**Exercise goal:**
Go through the entries and copy every one exactly.

Dataset items:

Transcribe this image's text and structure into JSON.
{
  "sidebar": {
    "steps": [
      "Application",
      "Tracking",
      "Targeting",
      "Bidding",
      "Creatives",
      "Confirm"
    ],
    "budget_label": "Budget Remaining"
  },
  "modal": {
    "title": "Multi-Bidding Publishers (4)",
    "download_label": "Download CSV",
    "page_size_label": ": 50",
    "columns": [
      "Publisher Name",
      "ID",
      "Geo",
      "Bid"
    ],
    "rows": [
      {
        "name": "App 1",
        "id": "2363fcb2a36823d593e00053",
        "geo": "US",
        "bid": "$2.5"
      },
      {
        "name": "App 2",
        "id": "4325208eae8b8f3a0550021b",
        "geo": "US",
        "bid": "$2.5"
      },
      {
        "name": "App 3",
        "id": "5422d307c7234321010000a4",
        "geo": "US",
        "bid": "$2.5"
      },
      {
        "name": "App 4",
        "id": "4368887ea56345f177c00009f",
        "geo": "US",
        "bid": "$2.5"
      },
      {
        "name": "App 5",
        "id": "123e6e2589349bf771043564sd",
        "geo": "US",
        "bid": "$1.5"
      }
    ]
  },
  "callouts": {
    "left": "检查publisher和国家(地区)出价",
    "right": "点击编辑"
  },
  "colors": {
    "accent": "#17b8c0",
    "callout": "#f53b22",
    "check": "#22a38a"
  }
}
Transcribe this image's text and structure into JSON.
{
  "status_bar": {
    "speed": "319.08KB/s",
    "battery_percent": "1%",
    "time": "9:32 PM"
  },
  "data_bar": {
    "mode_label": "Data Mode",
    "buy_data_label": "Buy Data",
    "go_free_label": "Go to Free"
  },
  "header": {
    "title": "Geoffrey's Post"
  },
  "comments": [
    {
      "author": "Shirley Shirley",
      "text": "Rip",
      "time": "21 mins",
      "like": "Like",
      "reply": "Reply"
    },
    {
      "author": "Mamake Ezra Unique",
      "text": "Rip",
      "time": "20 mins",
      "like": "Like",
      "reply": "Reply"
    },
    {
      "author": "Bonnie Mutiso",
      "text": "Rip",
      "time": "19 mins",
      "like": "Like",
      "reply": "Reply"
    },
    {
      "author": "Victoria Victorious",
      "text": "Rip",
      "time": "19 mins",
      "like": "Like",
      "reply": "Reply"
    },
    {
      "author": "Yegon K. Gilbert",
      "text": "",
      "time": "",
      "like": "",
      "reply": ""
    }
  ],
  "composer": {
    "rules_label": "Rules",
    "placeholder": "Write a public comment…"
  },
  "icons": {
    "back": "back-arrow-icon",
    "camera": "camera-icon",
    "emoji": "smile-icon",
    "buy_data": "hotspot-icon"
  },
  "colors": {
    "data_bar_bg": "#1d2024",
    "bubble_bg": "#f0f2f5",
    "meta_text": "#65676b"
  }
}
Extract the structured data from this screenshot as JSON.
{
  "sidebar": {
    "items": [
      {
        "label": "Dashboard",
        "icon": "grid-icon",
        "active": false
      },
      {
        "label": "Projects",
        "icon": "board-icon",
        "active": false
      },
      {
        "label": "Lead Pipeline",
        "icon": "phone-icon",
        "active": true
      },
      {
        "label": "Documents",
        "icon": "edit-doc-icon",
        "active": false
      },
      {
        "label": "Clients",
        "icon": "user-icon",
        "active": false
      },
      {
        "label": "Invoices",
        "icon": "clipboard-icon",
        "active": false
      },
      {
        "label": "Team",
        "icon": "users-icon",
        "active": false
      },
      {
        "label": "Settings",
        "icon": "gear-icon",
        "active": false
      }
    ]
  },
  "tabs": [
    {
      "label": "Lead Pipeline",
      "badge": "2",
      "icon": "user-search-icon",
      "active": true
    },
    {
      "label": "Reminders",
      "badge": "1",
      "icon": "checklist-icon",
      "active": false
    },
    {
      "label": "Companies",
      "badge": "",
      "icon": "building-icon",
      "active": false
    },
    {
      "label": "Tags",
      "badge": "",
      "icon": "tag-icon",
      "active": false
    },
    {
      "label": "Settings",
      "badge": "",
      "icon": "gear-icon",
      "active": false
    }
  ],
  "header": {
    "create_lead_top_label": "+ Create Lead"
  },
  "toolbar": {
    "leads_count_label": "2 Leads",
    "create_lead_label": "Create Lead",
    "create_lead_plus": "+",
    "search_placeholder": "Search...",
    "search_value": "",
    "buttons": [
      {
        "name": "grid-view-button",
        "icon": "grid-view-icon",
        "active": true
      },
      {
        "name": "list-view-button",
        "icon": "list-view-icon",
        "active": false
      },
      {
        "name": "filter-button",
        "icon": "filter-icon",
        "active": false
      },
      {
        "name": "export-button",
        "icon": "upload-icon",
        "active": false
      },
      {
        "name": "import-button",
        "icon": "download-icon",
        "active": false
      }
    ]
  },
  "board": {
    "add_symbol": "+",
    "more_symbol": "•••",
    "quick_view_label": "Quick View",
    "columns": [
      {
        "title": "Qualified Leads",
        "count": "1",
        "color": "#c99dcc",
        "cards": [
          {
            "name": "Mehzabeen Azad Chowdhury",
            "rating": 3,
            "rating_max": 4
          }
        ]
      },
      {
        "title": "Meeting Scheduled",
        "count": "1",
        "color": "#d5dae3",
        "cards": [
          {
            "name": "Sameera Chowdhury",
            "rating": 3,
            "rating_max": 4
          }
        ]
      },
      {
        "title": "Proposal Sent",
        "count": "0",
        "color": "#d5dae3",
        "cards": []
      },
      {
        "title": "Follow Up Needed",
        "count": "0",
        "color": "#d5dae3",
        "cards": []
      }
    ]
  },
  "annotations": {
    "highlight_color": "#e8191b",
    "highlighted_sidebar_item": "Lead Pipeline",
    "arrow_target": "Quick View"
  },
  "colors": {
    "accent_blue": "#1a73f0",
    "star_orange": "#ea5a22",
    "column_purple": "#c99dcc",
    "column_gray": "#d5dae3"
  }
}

**Exercise answer:**
Transcribe this image's text and structure into JSON.
{
  "sidebar": {
    "steps": [
      "Application",
      "Tracking",
      "Targeting",
      "Bidding",
      "Creatives",
      "Confirm"
    ],
    "budget_label": "Budget Remaining"
  },
  "modal": {
    "title": "Multi-Bidding Publishers (4)",
    "download_label": "Download CSV",
    "page_size_label": ": 50",
    "columns": [
      "Publisher Name",
      "ID",
      "Geo",
      "Bid"
    ],
    "rows": [
      {
        "name": "App 1",
        "id": "2363fcb2a36823d593e00053",
        "geo": "US",
        "bid": "$2.5"
      },
      {
        "name": "App 2",
        "id": "4325208eae8b8f3a0550021b",
        "geo": "US",
        "bid": "$2.5"
      },
      {
        "name": "App 3",
        "id": "5422d307c7234321010000a4",
        "geo": "US",
        "bid": "$2.5"
      },
      {
        "name": "App 4",
        "id": "4368887ea56345f177c00009f",
        "geo": "US",
        "bid": "$2.5"
      },
      {
        "name": "App 5",
        "id": "123e6e2589349bf771043564sd",
        "geo": "US",
        "bid": "$1.5"
      }
    ]
  },
  "callouts": {
    "left": "检查publisher和国家(地区)出价",
    "right": "点击编辑"
  },
  "colors": {
    "accent": "#17b8c0",
    "callout": "#f53b22",
    "check": "#22a38a"
  }
}
Transcribe this image's text and structure into JSON.
{
  "status_bar": {
    "speed": "319.08KB/s",
    "battery_percent": "1%",
    "time": "9:32 PM"
  },
  "data_bar": {
    "mode_label": "Data Mode",
    "buy_data_label": "Buy Data",
    "go_free_label": "Go to Free"
  },
  "header": {
    "title": "Geoffrey's Post"
  },
  "comments": [
    {
      "author": "Shirley Shirley",
      "text": "Rip",
      "time": "21 mins",
      "like": "Like",
      "reply": "Reply"
    },
    {
      "author": "Mamake Ezra Unique",
      "text": "Rip",
      "time": "20 mins",
      "like": "Like",
      "reply": "Reply"
    },
    {
      "author": "Bonnie Mutiso",
      "text": "Rip",
      "time": "19 mins",
      "like": "Like",
      "reply": "Reply"
    },
    {
      "author": "Victoria Victorious",
      "text": "Rip",
      "time": "19 mins",
      "like": "Like",
      "reply": "Reply"
    },
    {
      "author": "Yegon K. Gilbert",
      "text": "",
      "time": "",
      "like": "",
      "reply": ""
    }
  ],
  "composer": {
    "rules_label": "Rules",
    "placeholder": "Write a public comment…"
  },
  "icons": {
    "back": "back-arrow-icon",
    "camera": "camera-icon",
    "emoji": "smile-icon",
    "buy_data": "hotspot-icon"
  },
  "colors": {
    "data_bar_bg": "#1d2024",
    "bubble_bg": "#f0f2f5",
    "meta_text": "#65676b"
  }
}
Extract the structured data from this screenshot as JSON.
{
  "sidebar": {
    "items": [
      {
        "label": "Dashboard",
        "icon": "grid-icon",
        "active": false
      },
      {
        "label": "Projects",
        "icon": "board-icon",
        "active": false
      },
      {
        "label": "Lead Pipeline",
        "icon": "phone-icon",
        "active": true
      },
      {
        "label": "Documents",
        "icon": "edit-doc-icon",
        "active": false
      },
      {
        "label": "Clients",
        "icon": "user-icon",
        "active": false
      },
      {
        "label": "Invoices",
        "icon": "clipboard-icon",
        "active": false
      },
      {
        "label": "Team",
        "icon": "users-icon",
        "active": false
      },
      {
        "label": "Settings",
        "icon": "gear-icon",
        "active": false
      }
    ]
  },
  "tabs": [
    {
      "label": "Lead Pipeline",
      "badge": "2",
      "icon": "user-search-icon",
      "active": true
    },
    {
      "label": "Reminders",
      "badge": "1",
      "icon": "checklist-icon",
      "active": false
    },
    {
      "label": "Companies",
      "badge": "",
      "icon": "building-icon",
      "active": false
    },
    {
      "label": "Tags",
      "badge": "",
      "icon": "tag-icon",
      "active": false
    },
    {
      "label": "Settings",
      "badge": "",
      "icon": "gear-icon",
      "active": false
    }
  ],
  "header": {
    "create_lead_top_label": "+ Create Lead"
  },
  "toolbar": {
    "leads_count_label": "2 Leads",
    "create_lead_label": "Create Lead",
    "create_lead_plus": "+",
    "search_placeholder": "Search...",
    "search_value": "",
    "buttons": [
      {
        "name": "grid-view-button",
        "icon": "grid-view-icon",
        "active": true
      },
      {
        "name": "list-view-button",
        "icon": "list-view-icon",
        "active": false
      },
      {
        "name": "filter-button",
        "icon": "filter-icon",
        "active": false
      },
      {
        "name": "export-button",
        "icon": "upload-icon",
        "active": false
      },
      {
        "name": "import-button",
        "icon": "download-icon",
        "active": false
      }
    ]
  },
  "board": {
    "add_symbol": "+",
    "more_symbol": "•••",
    "quick_view_label": "Quick View",
    "columns": [
      {
        "title": "Qualified Leads",
        "count": "1",
        "color": "#c99dcc",
        "cards": [
          {
            "name": "Mehzabeen Azad Chowdhury",
            "rating": 3,
            "rating_max": 4
          }
        ]
      },
      {
        "title": "Meeting Scheduled",
        "count": "1",
        "color": "#d5dae3",
        "cards": [
          {
            "name": "Sameera Chowdhury",
            "rating": 3,
            "rating_max": 4
          }
        ]
      },
      {
        "title": "Proposal Sent",
        "count": "0",
        "color": "#d5dae3",
        "cards": []
      },
      {
        "title": "Follow Up Needed",
        "count": "0",
        "color": "#d5dae3",
        "cards": []
      }
    ]
  },
  "annotations": {
    "highlight_color": "#e8191b",
    "highlighted_sidebar_item": "Lead Pipeline",
    "arrow_target": "Quick View"
  },
  "colors": {
    "accent_blue": "#1a73f0",
    "star_orange": "#ea5a22",
    "column_purple": "#c99dcc",
    "column_gray": "#d5dae3"
  }
}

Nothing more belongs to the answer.